XII. - SCENE FROM THE LIGHTS AND SHADOWS OF SCOTTISH Life.
Wilson. The rite of baptism had not been performed for several months in the kirk of Lanark. It was now the hottest time of persecution ; and the inhabitants of that parish found other places in which to worship God and celebrate the ordinances of religion. It was the Sabbath day, - and a small congregation, of about a hundred souls, had met for divine service in a place of worship more magnificent than any temple that human hands had ever built to Deity. Here, too, were three children about to be baptized. The congregation had not assembled to the toll of the bell, - but each heart knew the hour and observed it; for there are a hundred sun-dials among the hills, woods, moors, and fields, and the shepherds and the peasants see the hours passing by them in sunshine and shadow.
The church in which they were assembled, was hewn by God's hand, out of the eternal rocks.

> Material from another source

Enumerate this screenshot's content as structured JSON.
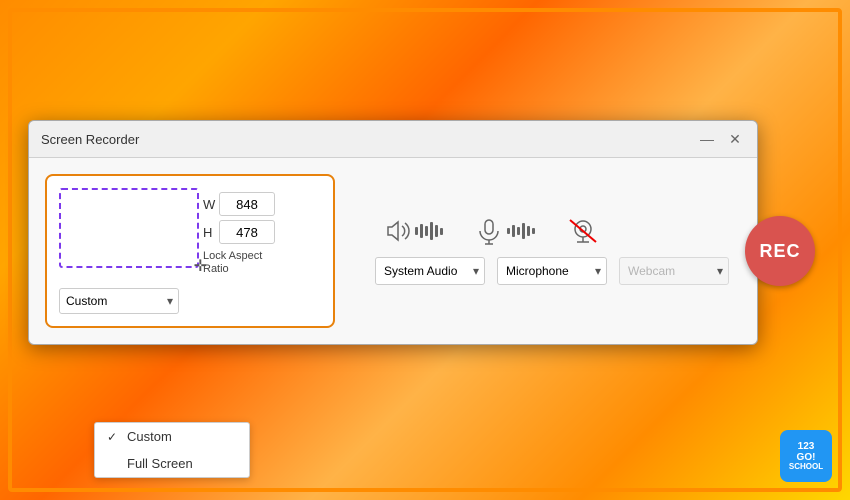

A river rolled its way through a mighty chasm of cliffs, several hundred feet high, of which the one side presented enormous masses, and the other corresponding recesses, as if the great stone girdle had been rent by a convulsion. The channel was overspread with prodigious fragments of rocks or large loose stones, some of them smooth and bare, others containing soil and verdure in their rents and fissures, and here and there crowned with shrubs and trees. The
could at once command a long stretching vista, seemingly closed and shut up at both extremities, by the coalescing cliffs.

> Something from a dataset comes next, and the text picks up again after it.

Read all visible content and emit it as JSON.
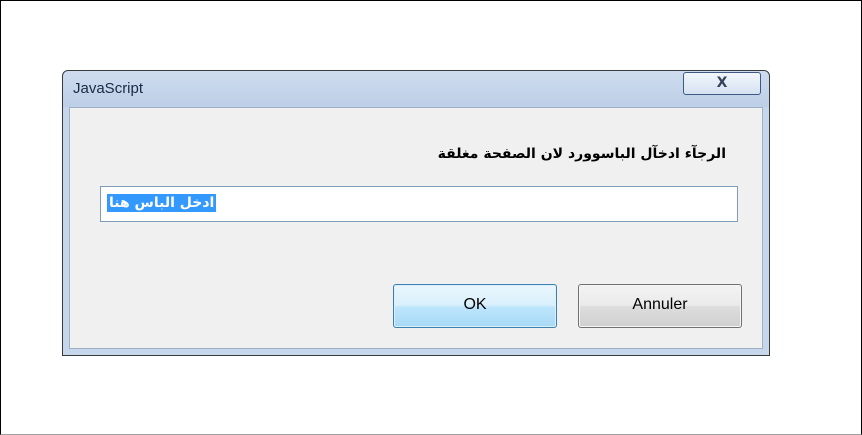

This majestic reach of river contained pools, streams, rushing shelves, and waterfalls innumerable ; and when the water was low, which it now was in the common drought, it was easy to walk up this scene with the calm blue sky overhead, an utter and sublime sol. itude. On looking up, the soul was bowed down by the feeling of that prodigious height of unscalable and often overhanging cliff. Between the channel and the summit of the far-extended precipices, were perpetually flying rooks and wood-pigeons, and now and then a hawk, filling the profound abyss with their wild cawing, deep murmur, or shrilly shriek.
Sometimes a heron would stand erect and still on some little stone island, or rise up like a white cloud along the black walls of the chasm, and disappear. Winged creatures alone could inhabit this region. The fox and wild-cat chose more accessible haunts. Yet here came the persecuted Christians, and worshipped God, whose hand hung over their heads those magnificent pillars and arches, scooped out those galleries from the solid rock, and laid at their feet the calm water in its transparent beauty, in which they could see themselves sitting in reflected groups, with their Bibles in their hands.